Today, right after this call, I’m going to cook a homemade lunch for me and my husband. I’m going to make veggie potpies. I’m also organizing my 30th birthday party, which will be next Sunday, so I’m taking two hours off my busy schedule today to organize the menu and who’s going to be invited and what I’m going to create for it. Then in the afternoon, I’m working on two commission projects so I’m going to be painting. And tonight is a friend’s birthday and I’m going to go. She’s a chef, so I imagine there’s going to be a lot of goodies.
What’s your favorite part of your job?
My favorite part… Oh man, that’s a tough question!
My favorite part is… receiving correspondence. Getting notes from my ideal customer in the form of an email or a tweet or a like. When I hear back from my audience about how something I have done has struck a chord with them—even if it’s small, even if it’s tiny—to know that what I did made a difference in their lives makes my year.
I still pinch myself because it’s silly.
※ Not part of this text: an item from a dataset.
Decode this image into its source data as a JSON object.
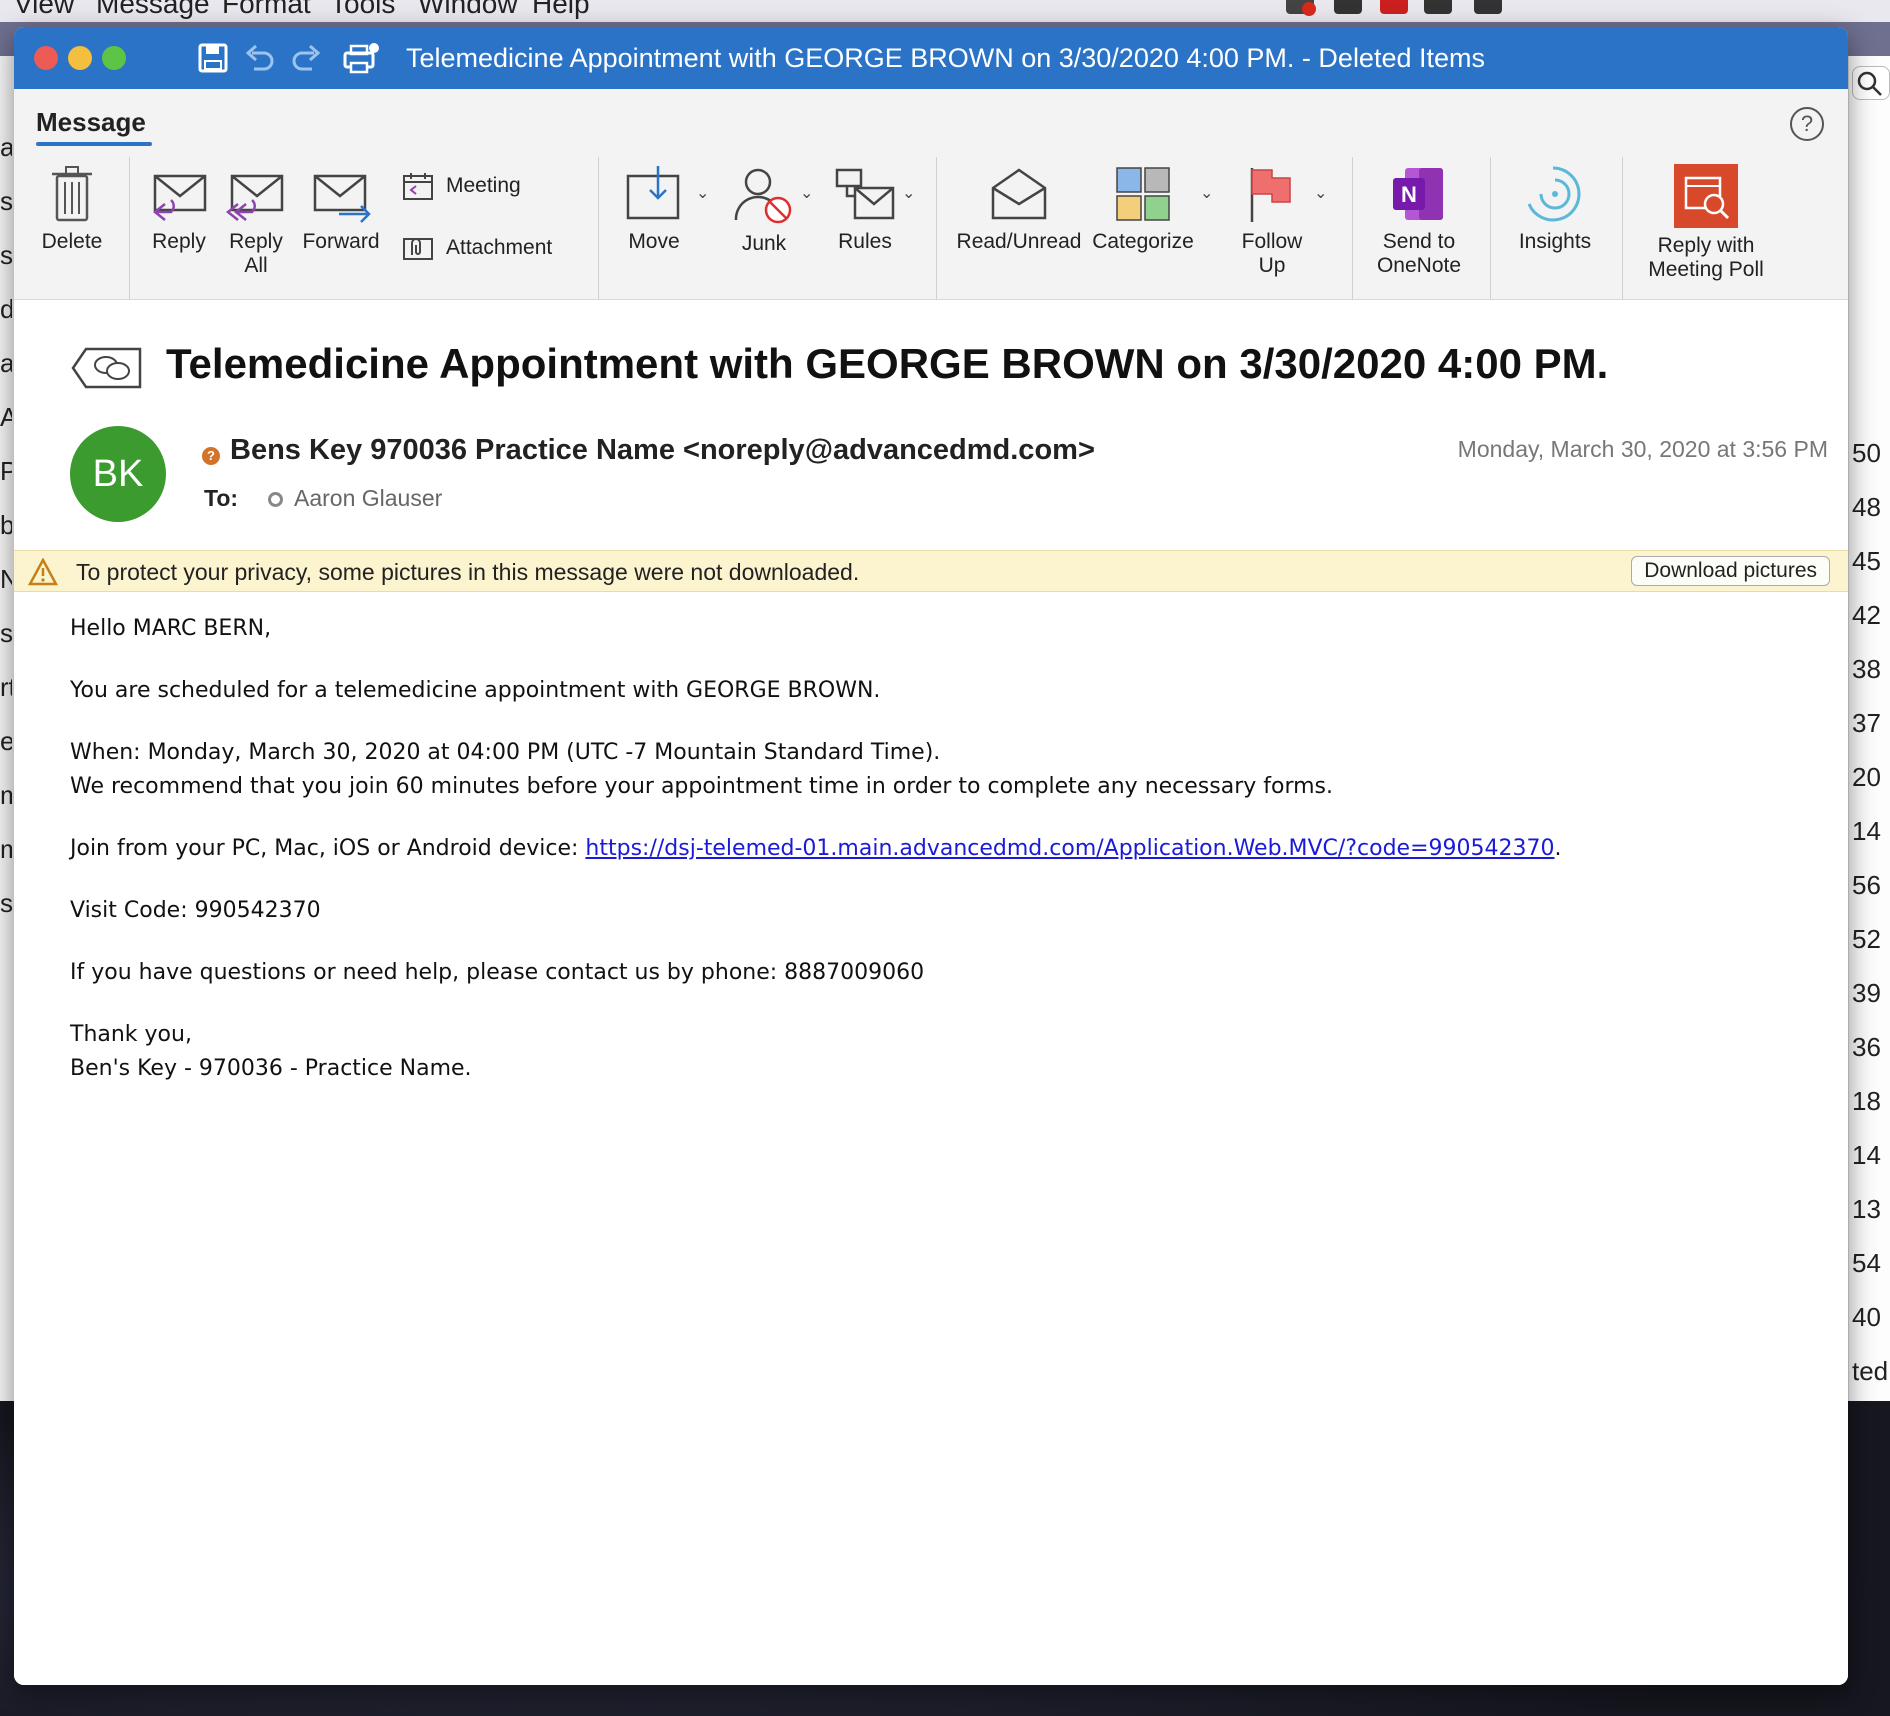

I mean, it’s not like I’m changing their lives but just to provoke a smile or to evoke or to make someone mad… To make people feel something is extremely powerful for me, so each time someone lets me know that I did that for them, I make the happy dance.
Are there any other female entrepreneurs that you look to that you think are particularly kickass?
Oh. There’s so many. Girls rock!
This is not in any order by any means, but the first one I can think of is April Bowles. She’s my partner in crime and she’s doing amazing stuff with video. You can find her at blacksburgbelle.com.
Also Marie Forleo. She’s one of my biggest mentors. I’m going to go to her event live later this month. She’s definitely someone that I keep on my radar.
The great thing about Marie is that she grows as you grow so you never outgrow your mentor but she’s still on top of her game, keeping me on top of my toes.
Someone else I truly admire is Jessika Hepburn from Oh My! Handmade because she has a way of pulling people together in a community filled with kindness that I’ve seen nowhere else. It feels like a community that’s truly non-competitive and truly supportive and I’ve never seen that happen. I think that’s a “hooray” that needs to be given in her name.
Those three are definitely on the top of my list.
What’s pulled up on your iTunes right now?
Bon Iver. I’ve been listening to a lot of Bon Iver, I’ve been listening to a lot of “Ice Ice Baby” (laughs) and Pitbull.
Excellent! (laughs) Do you have any last words for our readers before I let you go?
The word of the day, I want it to be authenticity. I want people to turn up the volume and whatever they are—their quirkiness, their eccentricities, their flaws—to turn up that volume because there’s no way to fake authenticity. If you are yourself, there’s no limitation to that. There’s no way anyone can beat you at that game.
That’s my advice for anyone who wants to make it big: to be themselves and to show it times 100.
Alright Mayi, thank you so much! This has been great!
Courtesy of Mayi Carles